### DATASET EXTRACT ###

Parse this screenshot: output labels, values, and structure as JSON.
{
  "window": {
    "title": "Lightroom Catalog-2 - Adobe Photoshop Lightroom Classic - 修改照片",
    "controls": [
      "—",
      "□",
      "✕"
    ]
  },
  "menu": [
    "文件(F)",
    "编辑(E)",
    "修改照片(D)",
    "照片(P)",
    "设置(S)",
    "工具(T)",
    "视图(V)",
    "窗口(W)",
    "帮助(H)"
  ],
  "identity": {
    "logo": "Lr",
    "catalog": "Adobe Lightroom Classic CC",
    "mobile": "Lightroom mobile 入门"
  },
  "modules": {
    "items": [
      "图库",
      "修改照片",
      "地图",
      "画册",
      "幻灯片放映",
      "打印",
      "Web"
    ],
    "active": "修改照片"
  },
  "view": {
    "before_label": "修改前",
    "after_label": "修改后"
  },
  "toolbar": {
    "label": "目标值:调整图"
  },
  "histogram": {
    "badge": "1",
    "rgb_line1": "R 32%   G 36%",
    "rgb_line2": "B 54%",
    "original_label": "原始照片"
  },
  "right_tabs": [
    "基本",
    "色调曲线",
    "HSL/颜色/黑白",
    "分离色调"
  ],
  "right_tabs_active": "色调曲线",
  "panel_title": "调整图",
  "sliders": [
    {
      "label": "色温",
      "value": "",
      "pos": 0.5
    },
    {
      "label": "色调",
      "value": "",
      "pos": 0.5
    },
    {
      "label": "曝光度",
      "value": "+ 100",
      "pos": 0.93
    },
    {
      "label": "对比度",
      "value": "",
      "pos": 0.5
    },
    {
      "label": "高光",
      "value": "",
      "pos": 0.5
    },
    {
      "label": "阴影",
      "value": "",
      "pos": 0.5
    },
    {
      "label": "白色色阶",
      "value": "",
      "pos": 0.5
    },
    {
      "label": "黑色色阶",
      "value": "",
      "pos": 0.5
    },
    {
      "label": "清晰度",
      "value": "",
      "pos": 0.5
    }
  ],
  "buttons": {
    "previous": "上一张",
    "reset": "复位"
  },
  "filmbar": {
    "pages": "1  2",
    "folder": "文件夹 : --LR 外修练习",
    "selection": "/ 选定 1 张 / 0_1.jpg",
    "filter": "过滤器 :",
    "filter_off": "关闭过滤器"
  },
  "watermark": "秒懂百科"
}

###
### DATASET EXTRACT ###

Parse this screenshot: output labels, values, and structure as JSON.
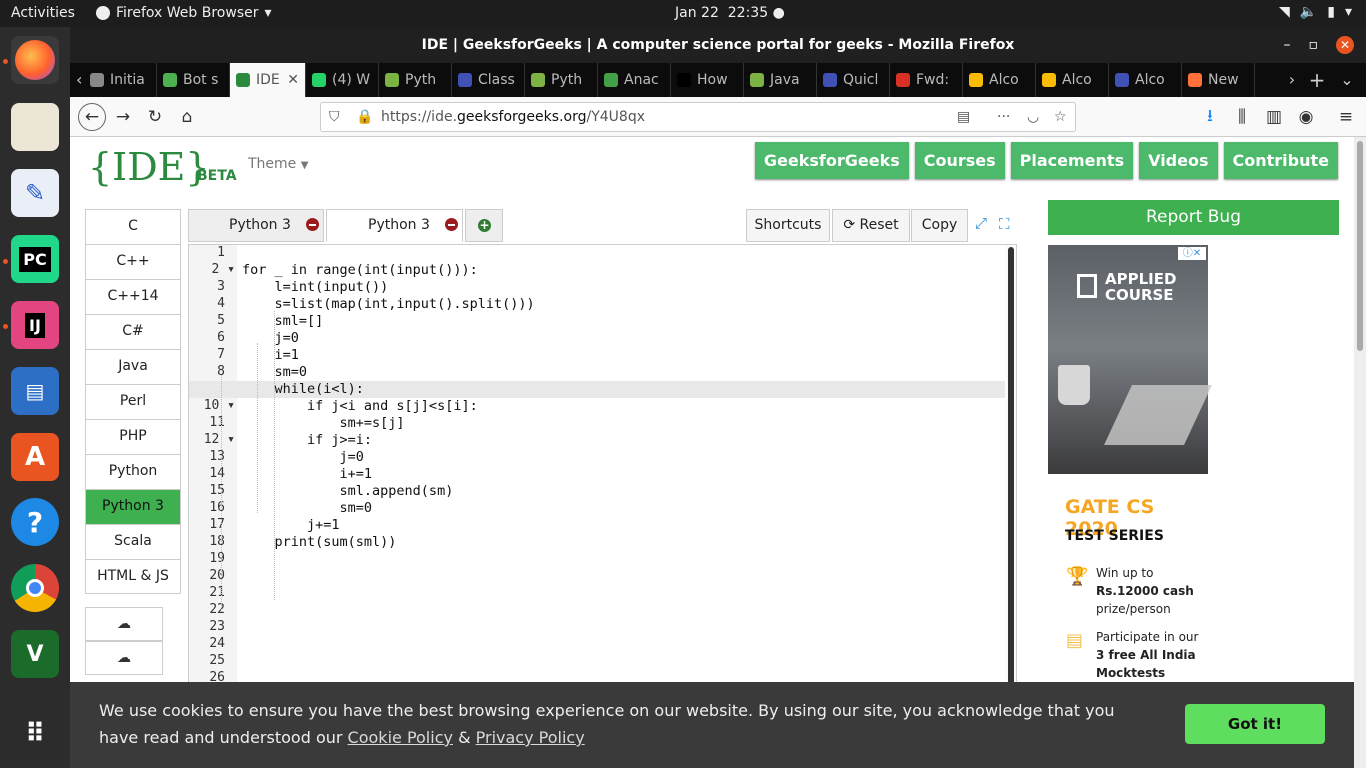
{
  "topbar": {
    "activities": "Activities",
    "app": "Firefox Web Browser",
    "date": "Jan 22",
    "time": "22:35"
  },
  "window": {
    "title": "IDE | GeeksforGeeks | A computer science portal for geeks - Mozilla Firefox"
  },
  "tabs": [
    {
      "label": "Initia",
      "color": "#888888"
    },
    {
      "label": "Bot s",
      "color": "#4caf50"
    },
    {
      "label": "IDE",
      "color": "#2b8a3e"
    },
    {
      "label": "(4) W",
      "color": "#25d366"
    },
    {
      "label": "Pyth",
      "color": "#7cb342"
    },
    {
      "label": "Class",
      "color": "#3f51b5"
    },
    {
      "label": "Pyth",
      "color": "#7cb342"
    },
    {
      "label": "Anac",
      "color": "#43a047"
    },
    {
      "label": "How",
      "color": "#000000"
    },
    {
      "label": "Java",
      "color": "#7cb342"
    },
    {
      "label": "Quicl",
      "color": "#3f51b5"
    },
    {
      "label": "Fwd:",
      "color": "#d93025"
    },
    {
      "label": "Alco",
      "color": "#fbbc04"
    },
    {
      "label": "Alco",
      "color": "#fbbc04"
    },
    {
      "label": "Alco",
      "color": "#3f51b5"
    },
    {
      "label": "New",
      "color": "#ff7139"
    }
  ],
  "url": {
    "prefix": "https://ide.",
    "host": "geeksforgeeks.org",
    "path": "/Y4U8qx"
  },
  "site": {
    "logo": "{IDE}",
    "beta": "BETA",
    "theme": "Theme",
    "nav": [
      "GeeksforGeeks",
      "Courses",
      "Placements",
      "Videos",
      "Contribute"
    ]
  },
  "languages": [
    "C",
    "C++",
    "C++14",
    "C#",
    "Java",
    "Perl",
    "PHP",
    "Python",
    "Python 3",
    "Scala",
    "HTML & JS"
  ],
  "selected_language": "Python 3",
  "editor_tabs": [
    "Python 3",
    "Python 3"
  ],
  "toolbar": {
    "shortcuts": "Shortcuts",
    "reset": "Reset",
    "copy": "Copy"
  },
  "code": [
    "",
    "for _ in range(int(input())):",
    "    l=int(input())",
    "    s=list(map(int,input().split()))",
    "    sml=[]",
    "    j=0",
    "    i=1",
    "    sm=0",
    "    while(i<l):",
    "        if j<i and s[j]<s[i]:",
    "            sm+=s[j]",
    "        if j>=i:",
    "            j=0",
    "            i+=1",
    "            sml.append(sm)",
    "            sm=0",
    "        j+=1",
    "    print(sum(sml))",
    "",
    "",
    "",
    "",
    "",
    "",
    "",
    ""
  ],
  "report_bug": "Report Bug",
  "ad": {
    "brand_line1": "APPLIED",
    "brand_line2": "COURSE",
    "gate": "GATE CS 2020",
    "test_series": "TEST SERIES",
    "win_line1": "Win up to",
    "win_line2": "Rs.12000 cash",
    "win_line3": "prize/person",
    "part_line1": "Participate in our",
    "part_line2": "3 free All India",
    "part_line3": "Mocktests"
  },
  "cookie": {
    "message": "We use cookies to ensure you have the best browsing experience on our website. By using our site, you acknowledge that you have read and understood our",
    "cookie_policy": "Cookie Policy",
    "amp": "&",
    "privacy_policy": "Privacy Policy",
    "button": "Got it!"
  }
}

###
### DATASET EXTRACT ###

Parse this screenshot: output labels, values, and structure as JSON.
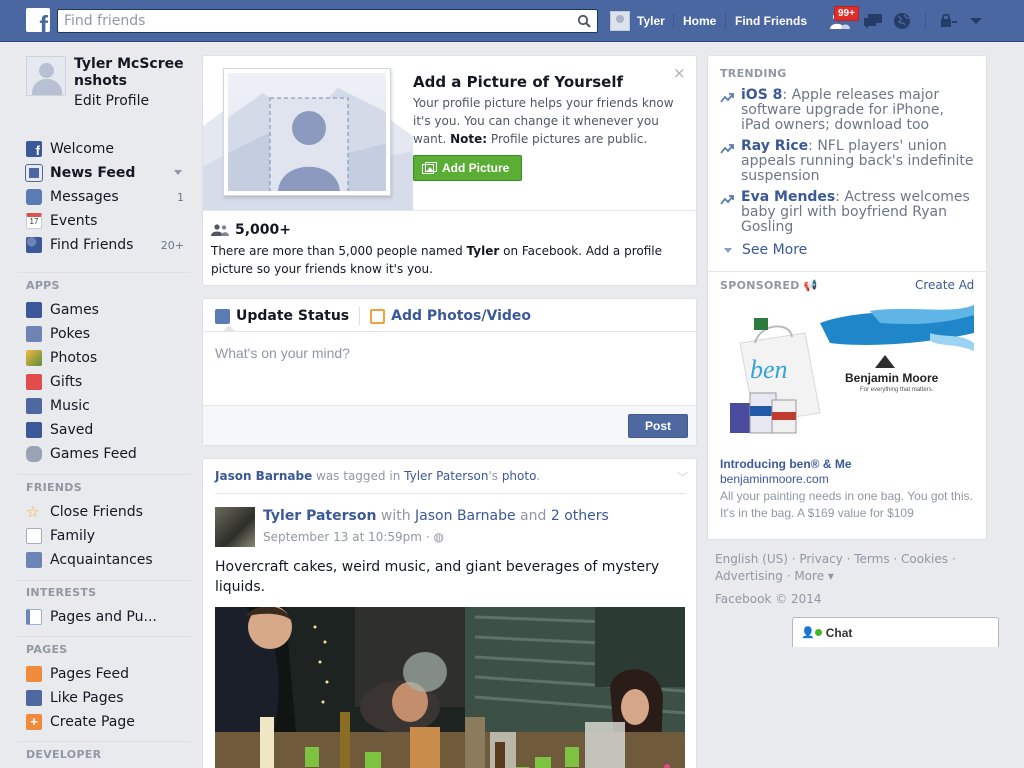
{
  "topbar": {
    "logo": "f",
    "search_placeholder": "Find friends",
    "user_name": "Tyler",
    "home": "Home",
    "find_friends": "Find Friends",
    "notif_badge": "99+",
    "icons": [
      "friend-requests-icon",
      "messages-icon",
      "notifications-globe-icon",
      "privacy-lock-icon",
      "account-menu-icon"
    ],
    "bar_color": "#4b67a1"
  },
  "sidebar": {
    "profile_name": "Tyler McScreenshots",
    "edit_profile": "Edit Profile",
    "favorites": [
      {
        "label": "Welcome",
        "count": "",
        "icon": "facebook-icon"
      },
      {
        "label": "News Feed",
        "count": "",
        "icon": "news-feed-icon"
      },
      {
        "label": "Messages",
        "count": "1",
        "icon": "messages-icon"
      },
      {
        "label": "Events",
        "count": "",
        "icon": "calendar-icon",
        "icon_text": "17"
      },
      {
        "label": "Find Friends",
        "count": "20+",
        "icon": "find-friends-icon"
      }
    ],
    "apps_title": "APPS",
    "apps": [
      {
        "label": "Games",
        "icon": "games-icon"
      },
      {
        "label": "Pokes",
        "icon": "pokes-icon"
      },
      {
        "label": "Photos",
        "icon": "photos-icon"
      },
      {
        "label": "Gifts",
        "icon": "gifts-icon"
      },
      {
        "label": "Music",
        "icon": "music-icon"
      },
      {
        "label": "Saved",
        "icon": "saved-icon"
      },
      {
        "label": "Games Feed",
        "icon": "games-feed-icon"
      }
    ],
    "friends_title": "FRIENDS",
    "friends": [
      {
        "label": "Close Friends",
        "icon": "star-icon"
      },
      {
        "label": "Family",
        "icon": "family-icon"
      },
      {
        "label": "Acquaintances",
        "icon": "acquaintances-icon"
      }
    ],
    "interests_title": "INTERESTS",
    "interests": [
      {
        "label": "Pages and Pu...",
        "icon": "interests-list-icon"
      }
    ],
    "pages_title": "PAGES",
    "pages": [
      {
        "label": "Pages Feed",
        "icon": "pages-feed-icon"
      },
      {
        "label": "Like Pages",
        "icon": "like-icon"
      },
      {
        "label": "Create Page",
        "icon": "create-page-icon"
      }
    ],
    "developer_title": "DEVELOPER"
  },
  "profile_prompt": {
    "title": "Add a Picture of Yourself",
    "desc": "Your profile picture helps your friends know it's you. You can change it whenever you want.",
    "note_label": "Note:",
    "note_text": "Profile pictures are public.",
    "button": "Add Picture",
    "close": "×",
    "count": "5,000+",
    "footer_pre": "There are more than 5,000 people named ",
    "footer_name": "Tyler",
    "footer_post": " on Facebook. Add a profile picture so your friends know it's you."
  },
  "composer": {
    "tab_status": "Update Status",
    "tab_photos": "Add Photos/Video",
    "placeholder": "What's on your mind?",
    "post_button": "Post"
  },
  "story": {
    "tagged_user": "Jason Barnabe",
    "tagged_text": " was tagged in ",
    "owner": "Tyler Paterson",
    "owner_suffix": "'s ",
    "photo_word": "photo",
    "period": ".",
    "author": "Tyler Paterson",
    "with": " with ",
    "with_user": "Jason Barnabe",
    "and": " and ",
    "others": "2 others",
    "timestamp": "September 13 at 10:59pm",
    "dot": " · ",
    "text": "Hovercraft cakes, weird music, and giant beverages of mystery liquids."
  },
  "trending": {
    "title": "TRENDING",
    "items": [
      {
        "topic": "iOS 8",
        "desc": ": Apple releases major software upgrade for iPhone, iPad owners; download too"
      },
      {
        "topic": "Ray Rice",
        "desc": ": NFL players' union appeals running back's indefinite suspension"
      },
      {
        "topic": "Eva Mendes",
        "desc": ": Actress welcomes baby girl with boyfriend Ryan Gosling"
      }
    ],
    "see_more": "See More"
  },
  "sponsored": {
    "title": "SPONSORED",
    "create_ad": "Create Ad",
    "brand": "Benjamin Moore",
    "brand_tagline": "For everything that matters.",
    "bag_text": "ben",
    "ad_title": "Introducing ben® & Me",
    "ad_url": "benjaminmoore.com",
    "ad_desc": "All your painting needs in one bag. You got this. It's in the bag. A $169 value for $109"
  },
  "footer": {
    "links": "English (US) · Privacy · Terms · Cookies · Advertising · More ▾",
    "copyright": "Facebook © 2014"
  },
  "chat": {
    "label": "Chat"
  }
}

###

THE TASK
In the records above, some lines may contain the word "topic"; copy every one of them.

ANSWER BELOW
        "topic": "iOS 8",
        "topic": "Ray Rice",
        "topic": "Eva Mendes",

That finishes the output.